Sentencing Outcomes in the Children's Court

In 2017–18, the Children’s Court most often sentenced children and young people to:

  • youth diversion (imposed in 34.4% of cases)
  • a good behaviour bond (imposed in 21.8% of cases)
  • probation (imposed in 13.6% of cases).

Only 7.3% of cases received a custodial sentence. 

The percentage of cases receiving youth diversion increased from 0.6% (22 cases) in 2014–15 to 34.4% (1,312 cases) in 2017–18. Youth diversion first became available in Victoria under the Youth Diversion Pilot Program, which ran from June 2015 to December 2016. Youth diversion was initially available at a limited number of metropolitan and regional sites in Victoria. In January 2017, it was extended to all Children’s Court locations as part of a government-funded state-wide youth diversion program. Youth diversion is imposed under the Children, Youth and Families Act 2005 (Vic). 

The use of fines declined from 67.0% in 2006–07 to 6.3% in 2017–18. There was a spike in 2006–07 because the court processed large numbers of infringements at that time.

The use of good behaviour bonds gradually increased, from 15.7% in 2006–07 to 36.1% in 2014–15, but then declined to 21.8% in 2017–18.

Cases sentenced to probation increased from 7.4% in 2006–07 to 20.6% in 2014–15, but then declined to 13.6% in 2017–18.

Cases sentenced to a custodial order (a youth residential centre order or a youth justice centre order) increased from 1.6% in 2006–07 to 7.3% in 2017–18.

Note: The percentages in the graph include cases that received youth diversion. Youth diversion is not a sentence and does not result from a formal finding of guilt. However, it is an important disposition that the Children's Court can use to divert low-level offenders from the criminal justice system.

Percentage of cases sentenced in the Children’s Court from July 2004 to June 2018 by sentencing outcome

Hover over the lines in the graph to display the sentencing outcome, year, number of cases and percentage of cases.
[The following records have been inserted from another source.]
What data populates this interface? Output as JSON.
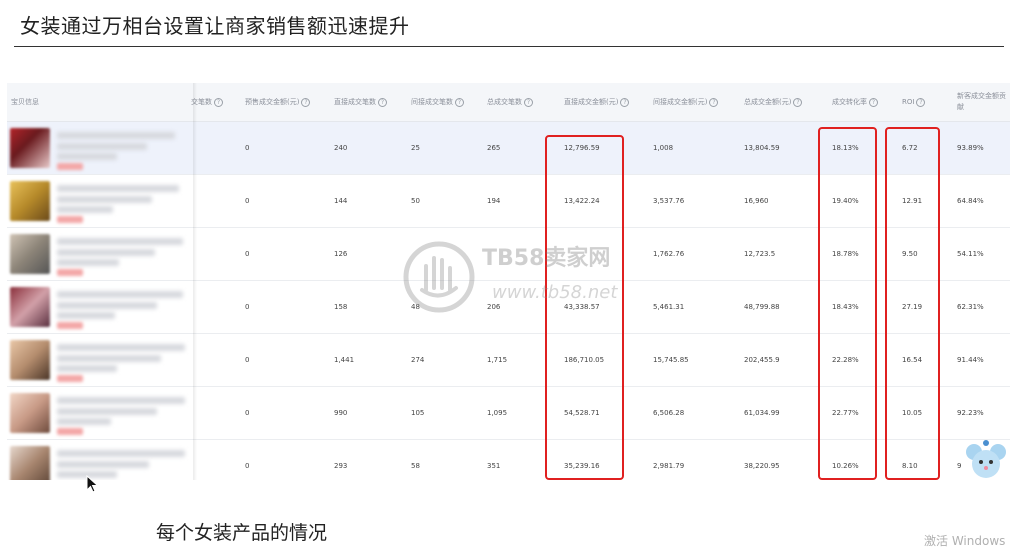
{
  "slide": {
    "title": "女装通过万相台设置让商家销售额迅速提升",
    "caption": "每个女装产品的情况",
    "os_watermark": "激活 Windows"
  },
  "watermark": {
    "line1": "TB58卖家网",
    "line2": "www.tb58.net"
  },
  "table": {
    "headers": [
      "宝贝信息",
      "交笔数",
      "预售成交金额(元)",
      "直接成交笔数",
      "间接成交笔数",
      "总成交笔数",
      "直接成交金额(元)",
      "间接成交金额(元)",
      "总成交金额(元)",
      "成交转化率",
      "ROI",
      "新客成交金额贡献"
    ],
    "rows": [
      {
        "presale": "0",
        "direct_cnt": "240",
        "indirect_cnt": "25",
        "total_cnt": "265",
        "direct_amt": "12,796.59",
        "indirect_amt": "1,008",
        "total_amt": "13,804.59",
        "cvr": "18.13%",
        "roi": "6.72",
        "newcust": "93.89%"
      },
      {
        "presale": "0",
        "direct_cnt": "144",
        "indirect_cnt": "50",
        "total_cnt": "194",
        "direct_amt": "13,422.24",
        "indirect_amt": "3,537.76",
        "total_amt": "16,960",
        "cvr": "19.40%",
        "roi": "12.91",
        "newcust": "64.84%"
      },
      {
        "presale": "0",
        "direct_cnt": "126",
        "indirect_cnt": "",
        "total_cnt": "",
        "direct_amt": "",
        "indirect_amt": "1,762.76",
        "total_amt": "12,723.5",
        "cvr": "18.78%",
        "roi": "9.50",
        "newcust": "54.11%"
      },
      {
        "presale": "0",
        "direct_cnt": "158",
        "indirect_cnt": "48",
        "total_cnt": "206",
        "direct_amt": "43,338.57",
        "indirect_amt": "5,461.31",
        "total_amt": "48,799.88",
        "cvr": "18.43%",
        "roi": "27.19",
        "newcust": "62.31%"
      },
      {
        "presale": "0",
        "direct_cnt": "1,441",
        "indirect_cnt": "274",
        "total_cnt": "1,715",
        "direct_amt": "186,710.05",
        "indirect_amt": "15,745.85",
        "total_amt": "202,455.9",
        "cvr": "22.28%",
        "roi": "16.54",
        "newcust": "91.44%"
      },
      {
        "presale": "0",
        "direct_cnt": "990",
        "indirect_cnt": "105",
        "total_cnt": "1,095",
        "direct_amt": "54,528.71",
        "indirect_amt": "6,506.28",
        "total_amt": "61,034.99",
        "cvr": "22.77%",
        "roi": "10.05",
        "newcust": "92.23%"
      },
      {
        "presale": "0",
        "direct_cnt": "293",
        "indirect_cnt": "58",
        "total_cnt": "351",
        "direct_amt": "35,239.16",
        "indirect_amt": "2,981.79",
        "total_amt": "38,220.95",
        "cvr": "10.26%",
        "roi": "8.10",
        "newcust": "9"
      }
    ]
  },
  "colors": {
    "highlight": "#e02020",
    "selected_row": "#eef2fb",
    "header_bg": "#f4f6f9"
  },
  "icons": {
    "help": "question-circle-icon",
    "watermark_logo": "hand-logo-icon",
    "mascot": "mouse-mascot-icon",
    "cursor": "mouse-cursor-icon"
  }
}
Select and deselect sentencing outcomes using the key at the top of the graph. Double click on the key to reset the graph.

Source: Court Services Victoria, unpublished data.